Borrelia burgdorferi peptidoglycan is a persistent antigen in patients with Lyme arthritis
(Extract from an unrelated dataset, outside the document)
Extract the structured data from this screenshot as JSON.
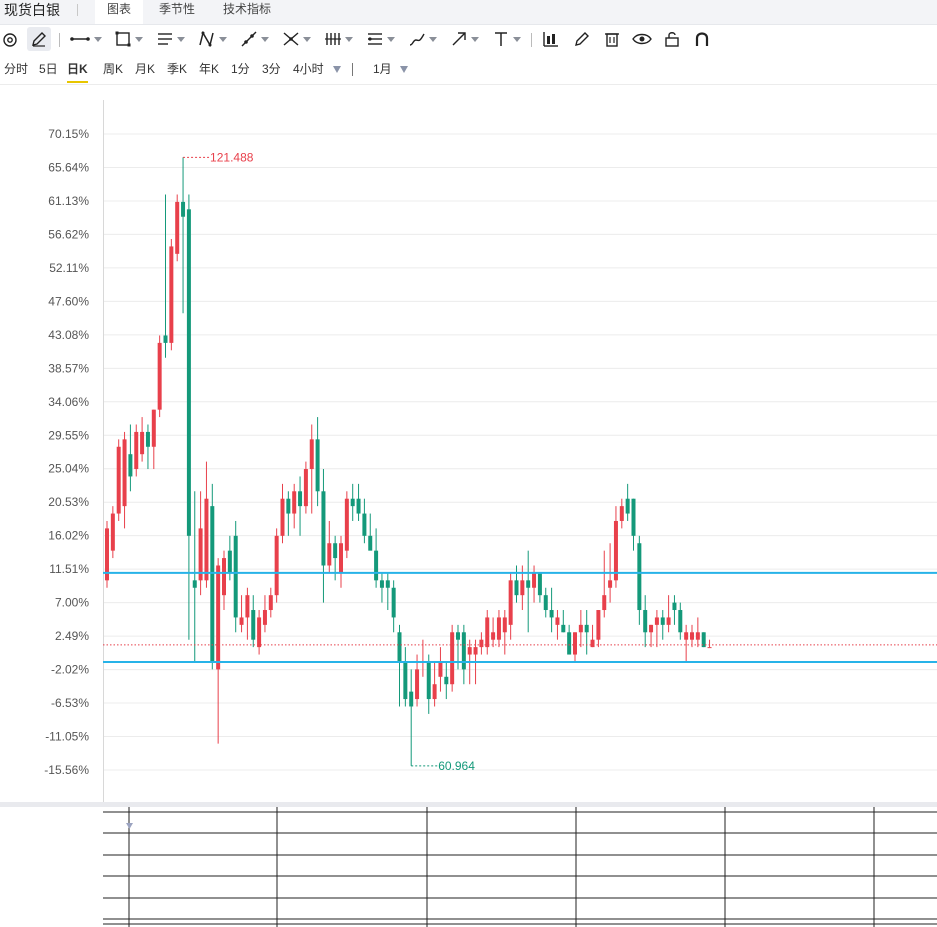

Lyme disease is a multisystem disorder caused by the spirochete Borrelia burgdorferi. A common late-stage complication of this disease is oligoarticular arthritis, often involving the knee. In ∼10% of cases, arthritis persists after appropriate antibiotic treatment, leading to a proliferative synovitis typical of chronic inflammatory arthritides. Here, we provide evidence that peptidoglycan (PG), a major component of the B. burgdorferi cell envelope, may contribute to the development and persistence of Lyme arthritis (LA). We show that B. burgdorferi has a chemically atypical PG (PGBb) that is not recycled during cell-wall turnover. Instead, this pathogen sheds PGBb fragments into its environment during growth. Patients with LA mount a specific immunoglobulin G response against PGBb, which is significantly higher in the synovial fluid than in the serum of the same patient. We also detect PGBb in 94% of synovial fluid samples (32 of 34) from patients with LA, many of whom had undergone oral and intravenous antibiotic treatment. These same synovial fluid samples contain proinflammatory cytokines, similar to those produced by human peripheral blood mononuclear cells stimulated with PGBb. In addition, systemic administration of PGBb in BALB/c mice elicits acute arthritis. Altogether, our study identifies PGBb as a likely contributor to inflammatory responses in LA. Persistence of this antigen in the joint may contribute to synovitis after antibiotics eradicate the pathogen. Furthermore, our finding that B. burgdorferi sheds immunogenic PGBb fragments during growth suggests a potential role for PGBb in the immunopathogenesis of other Lyme disease manifestations.